### [Data in this exercise]
· · · · · · ·
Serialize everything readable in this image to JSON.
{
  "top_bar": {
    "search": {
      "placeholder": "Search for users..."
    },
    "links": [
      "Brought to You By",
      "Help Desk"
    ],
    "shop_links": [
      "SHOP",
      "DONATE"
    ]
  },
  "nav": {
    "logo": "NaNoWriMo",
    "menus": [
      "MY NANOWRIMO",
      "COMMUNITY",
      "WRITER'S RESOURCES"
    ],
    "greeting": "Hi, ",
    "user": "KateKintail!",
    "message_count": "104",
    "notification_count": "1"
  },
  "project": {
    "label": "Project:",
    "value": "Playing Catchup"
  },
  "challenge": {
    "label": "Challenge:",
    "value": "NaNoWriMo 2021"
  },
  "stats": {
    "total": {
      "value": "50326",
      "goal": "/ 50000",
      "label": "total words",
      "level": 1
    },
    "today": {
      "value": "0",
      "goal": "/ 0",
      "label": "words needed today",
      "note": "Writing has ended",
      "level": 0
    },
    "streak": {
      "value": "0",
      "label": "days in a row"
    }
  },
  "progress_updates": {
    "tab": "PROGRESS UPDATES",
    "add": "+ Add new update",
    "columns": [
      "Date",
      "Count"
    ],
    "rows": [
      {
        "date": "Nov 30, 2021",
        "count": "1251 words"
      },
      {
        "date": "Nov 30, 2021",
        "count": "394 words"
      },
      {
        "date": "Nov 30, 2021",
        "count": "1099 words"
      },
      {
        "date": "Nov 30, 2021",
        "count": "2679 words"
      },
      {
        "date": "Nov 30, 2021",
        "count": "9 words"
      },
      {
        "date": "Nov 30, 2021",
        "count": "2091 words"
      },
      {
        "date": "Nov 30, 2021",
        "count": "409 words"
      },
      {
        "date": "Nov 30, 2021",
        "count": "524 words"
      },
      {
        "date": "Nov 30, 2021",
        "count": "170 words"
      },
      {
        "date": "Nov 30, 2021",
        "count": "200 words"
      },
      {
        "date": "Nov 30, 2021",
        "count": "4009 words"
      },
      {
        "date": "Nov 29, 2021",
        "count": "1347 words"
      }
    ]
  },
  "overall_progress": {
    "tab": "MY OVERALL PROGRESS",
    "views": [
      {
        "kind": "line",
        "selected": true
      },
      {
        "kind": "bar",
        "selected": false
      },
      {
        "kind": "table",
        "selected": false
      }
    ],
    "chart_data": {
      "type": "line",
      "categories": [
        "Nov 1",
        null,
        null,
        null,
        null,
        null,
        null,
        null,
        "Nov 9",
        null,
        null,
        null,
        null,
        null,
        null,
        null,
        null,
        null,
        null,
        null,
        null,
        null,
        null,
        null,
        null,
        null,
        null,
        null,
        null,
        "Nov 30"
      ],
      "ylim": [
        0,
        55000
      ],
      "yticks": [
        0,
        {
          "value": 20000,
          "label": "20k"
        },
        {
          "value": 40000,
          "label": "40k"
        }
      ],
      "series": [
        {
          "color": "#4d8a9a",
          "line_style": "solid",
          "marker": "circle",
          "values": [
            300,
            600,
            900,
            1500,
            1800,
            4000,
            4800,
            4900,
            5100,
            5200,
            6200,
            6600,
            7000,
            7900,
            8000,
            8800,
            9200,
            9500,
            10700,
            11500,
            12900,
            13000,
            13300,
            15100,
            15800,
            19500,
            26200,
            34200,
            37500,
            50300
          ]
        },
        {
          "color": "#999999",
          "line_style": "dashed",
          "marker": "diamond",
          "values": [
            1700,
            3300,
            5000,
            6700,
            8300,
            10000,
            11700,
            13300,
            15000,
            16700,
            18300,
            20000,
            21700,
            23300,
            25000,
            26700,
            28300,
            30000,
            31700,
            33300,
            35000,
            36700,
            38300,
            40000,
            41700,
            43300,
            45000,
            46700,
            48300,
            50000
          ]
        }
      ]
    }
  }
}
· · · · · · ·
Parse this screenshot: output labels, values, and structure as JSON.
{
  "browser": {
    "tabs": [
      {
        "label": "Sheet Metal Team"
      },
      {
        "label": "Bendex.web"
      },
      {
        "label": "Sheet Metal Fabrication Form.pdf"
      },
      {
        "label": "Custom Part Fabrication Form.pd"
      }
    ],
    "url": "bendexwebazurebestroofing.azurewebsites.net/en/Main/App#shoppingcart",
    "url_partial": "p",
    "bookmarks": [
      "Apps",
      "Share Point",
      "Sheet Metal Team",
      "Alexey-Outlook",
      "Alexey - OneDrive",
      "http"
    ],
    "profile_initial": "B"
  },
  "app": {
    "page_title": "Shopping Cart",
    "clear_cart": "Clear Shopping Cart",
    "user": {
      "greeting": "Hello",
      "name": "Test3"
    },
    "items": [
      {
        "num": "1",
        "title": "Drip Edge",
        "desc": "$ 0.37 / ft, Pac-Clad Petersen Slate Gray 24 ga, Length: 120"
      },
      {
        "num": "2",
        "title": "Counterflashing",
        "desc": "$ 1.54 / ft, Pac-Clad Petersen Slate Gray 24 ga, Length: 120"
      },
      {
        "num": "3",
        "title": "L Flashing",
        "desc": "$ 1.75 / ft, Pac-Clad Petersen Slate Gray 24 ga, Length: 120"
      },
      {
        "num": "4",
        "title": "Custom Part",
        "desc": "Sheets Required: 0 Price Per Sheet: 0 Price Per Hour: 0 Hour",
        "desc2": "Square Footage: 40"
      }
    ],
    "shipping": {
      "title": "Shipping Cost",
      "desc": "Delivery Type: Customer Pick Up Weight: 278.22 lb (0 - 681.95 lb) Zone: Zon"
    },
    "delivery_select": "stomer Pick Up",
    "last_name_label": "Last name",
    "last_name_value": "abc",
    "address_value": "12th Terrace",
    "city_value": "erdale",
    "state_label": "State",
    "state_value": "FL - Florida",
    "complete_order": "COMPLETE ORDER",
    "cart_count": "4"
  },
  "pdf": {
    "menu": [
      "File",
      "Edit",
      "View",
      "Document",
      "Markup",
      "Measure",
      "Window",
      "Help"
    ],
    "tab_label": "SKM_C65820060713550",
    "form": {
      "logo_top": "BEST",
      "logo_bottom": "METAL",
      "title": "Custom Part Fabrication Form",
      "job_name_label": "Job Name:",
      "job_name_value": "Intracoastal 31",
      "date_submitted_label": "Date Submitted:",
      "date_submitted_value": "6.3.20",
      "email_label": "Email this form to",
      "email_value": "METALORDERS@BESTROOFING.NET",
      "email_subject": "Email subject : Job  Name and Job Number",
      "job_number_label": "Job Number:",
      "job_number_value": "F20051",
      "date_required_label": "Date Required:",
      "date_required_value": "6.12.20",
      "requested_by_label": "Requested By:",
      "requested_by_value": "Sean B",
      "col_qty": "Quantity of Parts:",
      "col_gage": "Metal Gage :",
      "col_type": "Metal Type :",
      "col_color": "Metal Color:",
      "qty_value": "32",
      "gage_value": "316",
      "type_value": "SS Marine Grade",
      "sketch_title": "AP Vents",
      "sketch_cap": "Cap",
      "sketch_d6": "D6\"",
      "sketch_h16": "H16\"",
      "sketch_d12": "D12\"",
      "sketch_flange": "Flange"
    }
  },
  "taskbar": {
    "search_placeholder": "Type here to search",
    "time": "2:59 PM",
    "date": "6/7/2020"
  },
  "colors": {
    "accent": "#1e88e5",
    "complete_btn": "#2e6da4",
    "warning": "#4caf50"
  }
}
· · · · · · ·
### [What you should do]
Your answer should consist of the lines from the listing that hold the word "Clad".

### [Written answer]
        "desc": "$ 0.37 / ft, Pac-Clad Petersen Slate Gray 24 ga, Length: 120"
        "desc": "$ 1.54 / ft, Pac-Clad Petersen Slate Gray 24 ga, Length: 120"
        "desc": "$ 1.75 / ft, Pac-Clad Petersen Slate Gray 24 ga, Length: 120"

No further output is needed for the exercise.